Work to complete:
All records below must be reproduced exactly, although any pictures they contain are to be omitted.

↓

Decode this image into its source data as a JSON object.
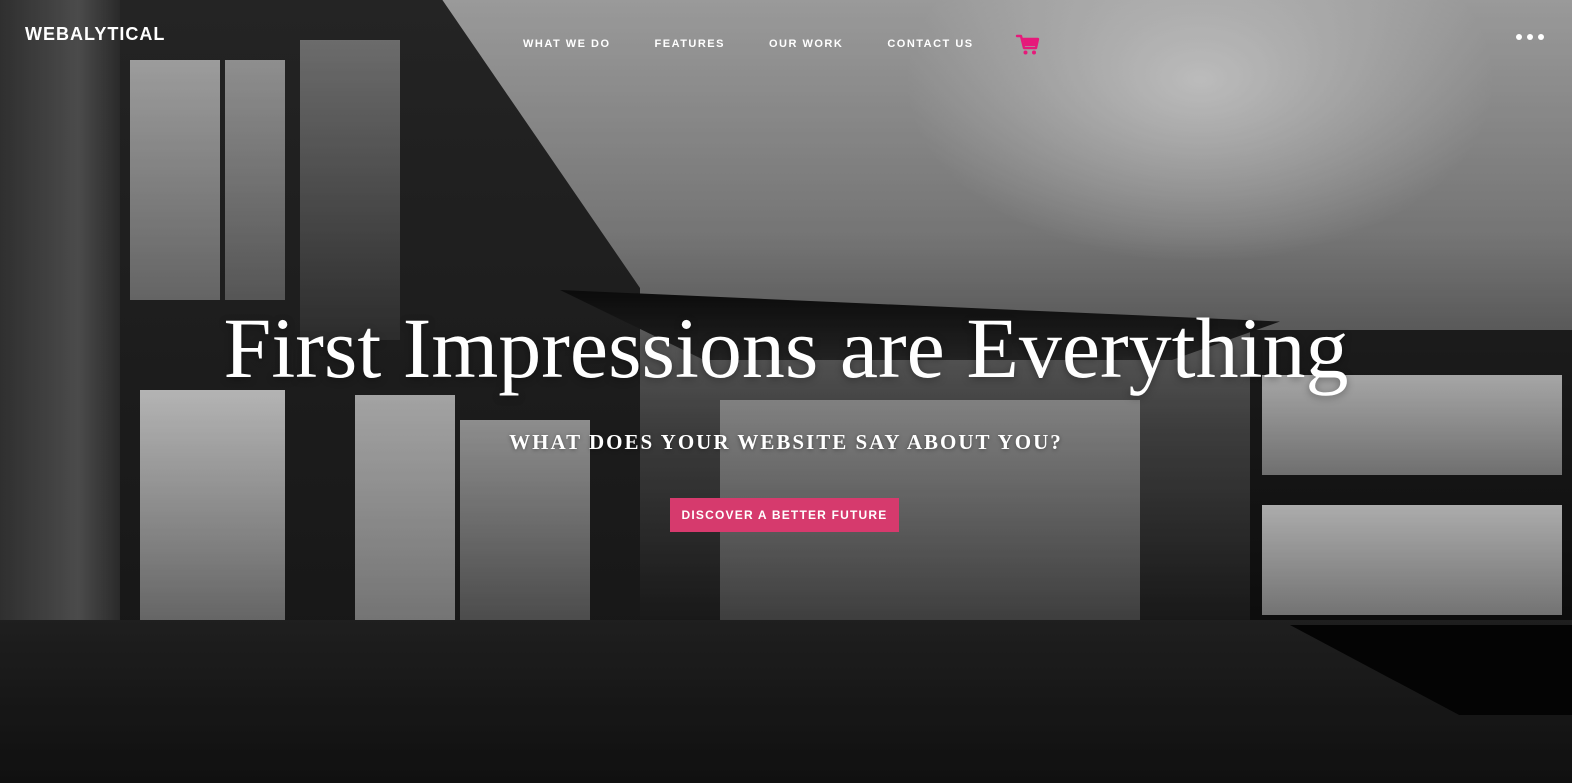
{
  "brand": {
    "logo_text": "WEBALYTICAL",
    "accent_color": "#d63a6d",
    "cart_icon_color": "#e6197a"
  },
  "nav": {
    "items": [
      {
        "label": "WHAT WE DO"
      },
      {
        "label": "FEATURES"
      },
      {
        "label": "OUR WORK"
      },
      {
        "label": "CONTACT US"
      }
    ],
    "cart_icon": "shopping-cart-icon",
    "menu_icon": "more-horizontal-icon"
  },
  "hero": {
    "headline": "First Impressions are Everything",
    "subheadline": "WHAT DOES YOUR WEBSITE SAY ABOUT YOU?",
    "cta_label": "DISCOVER A BETTER FUTURE"
  }
}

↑

Result below:
Decode this image into its source data as a JSON object.
{
  "brand": {
    "logo_text": "WEBALYTICAL",
    "accent_color": "#d63a6d",
    "cart_icon_color": "#e6197a"
  },
  "nav": {
    "items": [
      {
        "label": "WHAT WE DO"
      },
      {
        "label": "FEATURES"
      },
      {
        "label": "OUR WORK"
      },
      {
        "label": "CONTACT US"
      }
    ],
    "cart_icon": "shopping-cart-icon",
    "menu_icon": "more-horizontal-icon"
  },
  "hero": {
    "headline": "First Impressions are Everything",
    "subheadline": "WHAT DOES YOUR WEBSITE SAY ABOUT YOU?",
    "cta_label": "DISCOVER A BETTER FUTURE"
  }
}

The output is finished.